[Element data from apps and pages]
<<<<

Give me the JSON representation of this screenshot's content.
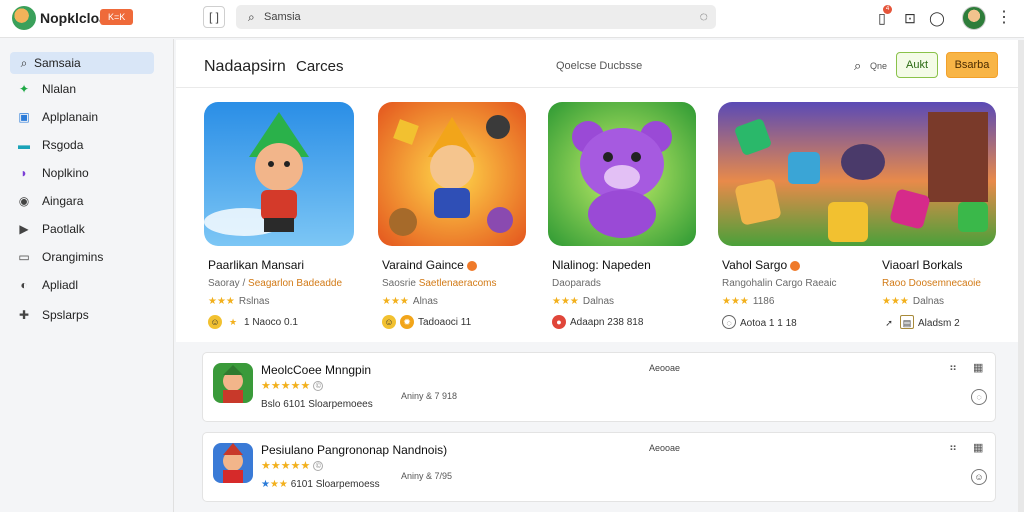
{
  "app": {
    "title": "Nopklcloai",
    "badge": "K=K",
    "sidebar_toggle": "[ ]",
    "search_placeholder": "Samsia",
    "notification_count": "4"
  },
  "sidebar": {
    "items": [
      {
        "label": "Samsaia",
        "icon": "search-icon",
        "color": "#333333"
      },
      {
        "label": "Nlalan",
        "icon": "gamepad-icon",
        "color": "#1ea845"
      },
      {
        "label": "Aplplanain",
        "icon": "book-icon",
        "color": "#2b7bd8"
      },
      {
        "label": "Rsgoda",
        "icon": "card-icon",
        "color": "#1aa3b8"
      },
      {
        "label": "Noplkino",
        "icon": "controller-icon",
        "color": "#7b3fd6"
      },
      {
        "label": "Aingara",
        "icon": "camera-icon",
        "color": "#444444"
      },
      {
        "label": "Paotlalk",
        "icon": "video-icon",
        "color": "#444444"
      },
      {
        "label": "Orangimins",
        "icon": "monitor-icon",
        "color": "#444444"
      },
      {
        "label": "Apliadl",
        "icon": "play-icon",
        "color": "#444444"
      },
      {
        "label": "Spslarps",
        "icon": "puzzle-icon",
        "color": "#444444"
      }
    ]
  },
  "main": {
    "heading": "Nadaapsirn",
    "subtab": "Carces",
    "filter_text": "Qoelcse Ducbsse",
    "search_label": "Qne",
    "btn_add": "Aukt",
    "btn_primary": "Bsarba"
  },
  "games": [
    {
      "title": "Paarlikan Mansari",
      "sub": "Saoray /",
      "sub_hl": "Seagarlon Badeadde",
      "stars": "★★★",
      "rating_label": "Rslnas",
      "meta": "1 Naoco 0.1"
    },
    {
      "title": "Varaind Gaince",
      "sub": "Saosrie",
      "sub_hl": "Saetlenaeracoms",
      "stars": "★★★",
      "rating_label": "Alnas",
      "meta": "Tadoaoci 11"
    },
    {
      "title": "Nlalinog: Napeden",
      "sub": "Daoparads",
      "sub_hl": "",
      "stars": "★★★",
      "rating_label": "Dalnas",
      "meta": "Adaapn 238 818"
    },
    {
      "title": "Vahol Sargo",
      "sub": "Rangohalin Cargo",
      "sub_hl": "Raeaic",
      "stars": "★★★",
      "rating_label": "1186",
      "meta": "Aotoa 1 1 18"
    },
    {
      "title": "Viaoarl Borkals",
      "sub": "",
      "sub_hl": "Raoo Doosemnecaoie",
      "stars": "★★★",
      "rating_label": "Dalnas",
      "meta": "Aladsm 2"
    }
  ],
  "rows": [
    {
      "title": "MeolcCoee Mnngpin",
      "stars": "★★★★★",
      "meta": "Bslo 6101 Sloarpemoees",
      "mid": "Aniny & 7 918",
      "right": "Aeooae"
    },
    {
      "title": "Pesiulano Pangrononap Nandnois)",
      "stars": "★★★★★",
      "meta": "6101 Sloarpemoess",
      "mid": "Aniny & 7/95",
      "right": "Aeooae"
    }
  ]
}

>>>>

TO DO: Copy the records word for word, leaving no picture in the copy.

THE COMPLETED TASK:
Give me the JSON representation of this screenshot's content.
{
  "app": {
    "title": "Nopklcloai",
    "badge": "K=K",
    "sidebar_toggle": "[ ]",
    "search_placeholder": "Samsia",
    "notification_count": "4"
  },
  "sidebar": {
    "items": [
      {
        "label": "Samsaia",
        "icon": "search-icon",
        "color": "#333333"
      },
      {
        "label": "Nlalan",
        "icon": "gamepad-icon",
        "color": "#1ea845"
      },
      {
        "label": "Aplplanain",
        "icon": "book-icon",
        "color": "#2b7bd8"
      },
      {
        "label": "Rsgoda",
        "icon": "card-icon",
        "color": "#1aa3b8"
      },
      {
        "label": "Noplkino",
        "icon": "controller-icon",
        "color": "#7b3fd6"
      },
      {
        "label": "Aingara",
        "icon": "camera-icon",
        "color": "#444444"
      },
      {
        "label": "Paotlalk",
        "icon": "video-icon",
        "color": "#444444"
      },
      {
        "label": "Orangimins",
        "icon": "monitor-icon",
        "color": "#444444"
      },
      {
        "label": "Apliadl",
        "icon": "play-icon",
        "color": "#444444"
      },
      {
        "label": "Spslarps",
        "icon": "puzzle-icon",
        "color": "#444444"
      }
    ]
  },
  "main": {
    "heading": "Nadaapsirn",
    "subtab": "Carces",
    "filter_text": "Qoelcse Ducbsse",
    "search_label": "Qne",
    "btn_add": "Aukt",
    "btn_primary": "Bsarba"
  },
  "games": [
    {
      "title": "Paarlikan Mansari",
      "sub": "Saoray /",
      "sub_hl": "Seagarlon Badeadde",
      "stars": "★★★",
      "rating_label": "Rslnas",
      "meta": "1 Naoco 0.1"
    },
    {
      "title": "Varaind Gaince",
      "sub": "Saosrie",
      "sub_hl": "Saetlenaeracoms",
      "stars": "★★★",
      "rating_label": "Alnas",
      "meta": "Tadoaoci 11"
    },
    {
      "title": "Nlalinog: Napeden",
      "sub": "Daoparads",
      "sub_hl": "",
      "stars": "★★★",
      "rating_label": "Dalnas",
      "meta": "Adaapn 238 818"
    },
    {
      "title": "Vahol Sargo",
      "sub": "Rangohalin Cargo",
      "sub_hl": "Raeaic",
      "stars": "★★★",
      "rating_label": "1186",
      "meta": "Aotoa 1 1 18"
    },
    {
      "title": "Viaoarl Borkals",
      "sub": "",
      "sub_hl": "Raoo Doosemnecaoie",
      "stars": "★★★",
      "rating_label": "Dalnas",
      "meta": "Aladsm 2"
    }
  ],
  "rows": [
    {
      "title": "MeolcCoee Mnngpin",
      "stars": "★★★★★",
      "meta": "Bslo 6101 Sloarpemoees",
      "mid": "Aniny & 7 918",
      "right": "Aeooae"
    },
    {
      "title": "Pesiulano Pangrononap Nandnois)",
      "stars": "★★★★★",
      "meta": "6101 Sloarpemoess",
      "mid": "Aniny & 7/95",
      "right": "Aeooae"
    }
  ]
}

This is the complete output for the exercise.